*** Opening Provided records ***

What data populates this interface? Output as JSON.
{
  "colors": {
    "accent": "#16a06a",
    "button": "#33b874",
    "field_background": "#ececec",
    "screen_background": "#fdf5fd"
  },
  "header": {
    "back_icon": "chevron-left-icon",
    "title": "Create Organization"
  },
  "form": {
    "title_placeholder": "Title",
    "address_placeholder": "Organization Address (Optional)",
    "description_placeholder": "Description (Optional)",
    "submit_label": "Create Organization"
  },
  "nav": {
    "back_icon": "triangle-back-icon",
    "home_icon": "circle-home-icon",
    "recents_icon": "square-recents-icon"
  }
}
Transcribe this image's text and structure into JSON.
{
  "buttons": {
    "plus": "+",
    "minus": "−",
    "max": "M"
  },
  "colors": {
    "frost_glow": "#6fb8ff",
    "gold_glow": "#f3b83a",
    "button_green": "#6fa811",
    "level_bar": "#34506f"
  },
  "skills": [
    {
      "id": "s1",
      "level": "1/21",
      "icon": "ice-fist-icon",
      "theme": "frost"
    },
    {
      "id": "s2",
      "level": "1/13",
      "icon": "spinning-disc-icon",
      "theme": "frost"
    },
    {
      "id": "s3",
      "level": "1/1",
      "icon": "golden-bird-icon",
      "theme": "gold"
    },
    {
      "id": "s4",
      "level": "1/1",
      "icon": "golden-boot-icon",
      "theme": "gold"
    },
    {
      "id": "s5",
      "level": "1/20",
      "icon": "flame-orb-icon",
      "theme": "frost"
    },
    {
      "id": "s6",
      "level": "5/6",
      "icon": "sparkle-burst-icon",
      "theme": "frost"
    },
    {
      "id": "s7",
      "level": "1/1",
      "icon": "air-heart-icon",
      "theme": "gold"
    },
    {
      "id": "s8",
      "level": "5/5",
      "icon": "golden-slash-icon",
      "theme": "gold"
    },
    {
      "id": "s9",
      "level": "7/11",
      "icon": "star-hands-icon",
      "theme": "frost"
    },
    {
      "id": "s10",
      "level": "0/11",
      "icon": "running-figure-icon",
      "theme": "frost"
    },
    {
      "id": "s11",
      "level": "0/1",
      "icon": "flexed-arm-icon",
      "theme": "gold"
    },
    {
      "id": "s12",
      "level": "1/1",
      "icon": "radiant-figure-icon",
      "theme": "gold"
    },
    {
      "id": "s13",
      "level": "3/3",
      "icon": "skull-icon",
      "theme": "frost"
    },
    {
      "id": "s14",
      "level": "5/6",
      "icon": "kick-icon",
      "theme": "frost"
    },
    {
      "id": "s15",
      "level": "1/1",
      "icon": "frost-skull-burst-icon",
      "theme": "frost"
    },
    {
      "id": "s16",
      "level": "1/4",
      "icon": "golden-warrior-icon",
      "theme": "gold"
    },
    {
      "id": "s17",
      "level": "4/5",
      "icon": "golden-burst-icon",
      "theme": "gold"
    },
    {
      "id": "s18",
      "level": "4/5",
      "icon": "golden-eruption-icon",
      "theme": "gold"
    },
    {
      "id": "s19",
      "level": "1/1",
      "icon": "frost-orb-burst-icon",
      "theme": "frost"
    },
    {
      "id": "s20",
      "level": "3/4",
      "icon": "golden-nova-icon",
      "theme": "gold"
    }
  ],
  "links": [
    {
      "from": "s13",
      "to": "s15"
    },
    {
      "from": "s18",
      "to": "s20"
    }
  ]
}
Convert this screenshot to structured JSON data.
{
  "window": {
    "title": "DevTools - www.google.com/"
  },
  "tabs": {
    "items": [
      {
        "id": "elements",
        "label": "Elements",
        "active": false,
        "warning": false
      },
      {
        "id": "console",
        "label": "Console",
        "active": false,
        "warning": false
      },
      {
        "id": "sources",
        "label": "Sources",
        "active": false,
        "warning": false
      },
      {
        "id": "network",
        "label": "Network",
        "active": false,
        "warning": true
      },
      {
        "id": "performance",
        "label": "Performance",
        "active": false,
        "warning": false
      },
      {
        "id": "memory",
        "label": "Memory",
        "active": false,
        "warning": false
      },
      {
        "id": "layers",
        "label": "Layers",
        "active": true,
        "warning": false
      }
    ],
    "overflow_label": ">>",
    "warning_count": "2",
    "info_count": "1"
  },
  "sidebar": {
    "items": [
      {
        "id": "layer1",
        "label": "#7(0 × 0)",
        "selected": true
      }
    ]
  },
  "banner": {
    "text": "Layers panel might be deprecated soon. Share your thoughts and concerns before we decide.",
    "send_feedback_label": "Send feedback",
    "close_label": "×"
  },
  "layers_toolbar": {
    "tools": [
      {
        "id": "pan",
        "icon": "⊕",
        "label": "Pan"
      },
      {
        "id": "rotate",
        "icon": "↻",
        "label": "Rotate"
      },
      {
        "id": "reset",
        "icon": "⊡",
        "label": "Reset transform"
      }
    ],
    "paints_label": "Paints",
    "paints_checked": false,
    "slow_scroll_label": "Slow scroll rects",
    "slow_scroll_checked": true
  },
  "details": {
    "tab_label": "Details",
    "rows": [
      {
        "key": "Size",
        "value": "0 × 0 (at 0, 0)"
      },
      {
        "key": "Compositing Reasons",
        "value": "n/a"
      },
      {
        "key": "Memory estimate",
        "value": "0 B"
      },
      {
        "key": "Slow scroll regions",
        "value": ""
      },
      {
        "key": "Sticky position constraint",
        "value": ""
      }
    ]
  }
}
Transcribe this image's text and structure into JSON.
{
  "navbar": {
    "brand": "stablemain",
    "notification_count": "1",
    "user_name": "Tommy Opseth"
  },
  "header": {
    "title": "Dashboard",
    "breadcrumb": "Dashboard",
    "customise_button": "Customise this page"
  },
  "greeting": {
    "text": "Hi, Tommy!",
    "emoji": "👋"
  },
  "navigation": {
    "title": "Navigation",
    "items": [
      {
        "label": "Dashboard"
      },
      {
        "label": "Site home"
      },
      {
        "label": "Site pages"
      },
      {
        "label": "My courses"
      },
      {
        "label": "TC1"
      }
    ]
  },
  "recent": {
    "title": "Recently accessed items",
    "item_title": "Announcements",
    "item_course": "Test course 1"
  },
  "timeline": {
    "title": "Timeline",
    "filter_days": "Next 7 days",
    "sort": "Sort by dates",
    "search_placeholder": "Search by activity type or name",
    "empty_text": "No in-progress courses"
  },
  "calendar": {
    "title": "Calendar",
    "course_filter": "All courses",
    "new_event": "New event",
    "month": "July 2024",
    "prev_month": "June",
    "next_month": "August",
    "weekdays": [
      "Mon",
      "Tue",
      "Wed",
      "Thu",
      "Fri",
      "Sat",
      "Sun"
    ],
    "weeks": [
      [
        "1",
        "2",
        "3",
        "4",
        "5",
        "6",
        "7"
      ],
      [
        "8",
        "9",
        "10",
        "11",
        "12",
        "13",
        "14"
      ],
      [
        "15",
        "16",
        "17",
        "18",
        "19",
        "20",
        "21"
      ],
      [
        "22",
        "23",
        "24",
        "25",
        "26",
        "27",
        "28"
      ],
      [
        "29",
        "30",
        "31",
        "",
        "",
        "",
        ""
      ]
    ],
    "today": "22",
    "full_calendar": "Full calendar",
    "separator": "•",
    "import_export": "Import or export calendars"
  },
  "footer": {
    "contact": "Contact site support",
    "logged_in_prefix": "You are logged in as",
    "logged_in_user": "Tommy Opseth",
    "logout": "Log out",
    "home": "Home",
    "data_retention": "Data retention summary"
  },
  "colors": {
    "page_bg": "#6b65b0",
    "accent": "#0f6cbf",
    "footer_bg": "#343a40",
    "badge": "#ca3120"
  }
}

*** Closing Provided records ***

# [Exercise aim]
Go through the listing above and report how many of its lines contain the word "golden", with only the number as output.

# [Answer to this problem]
7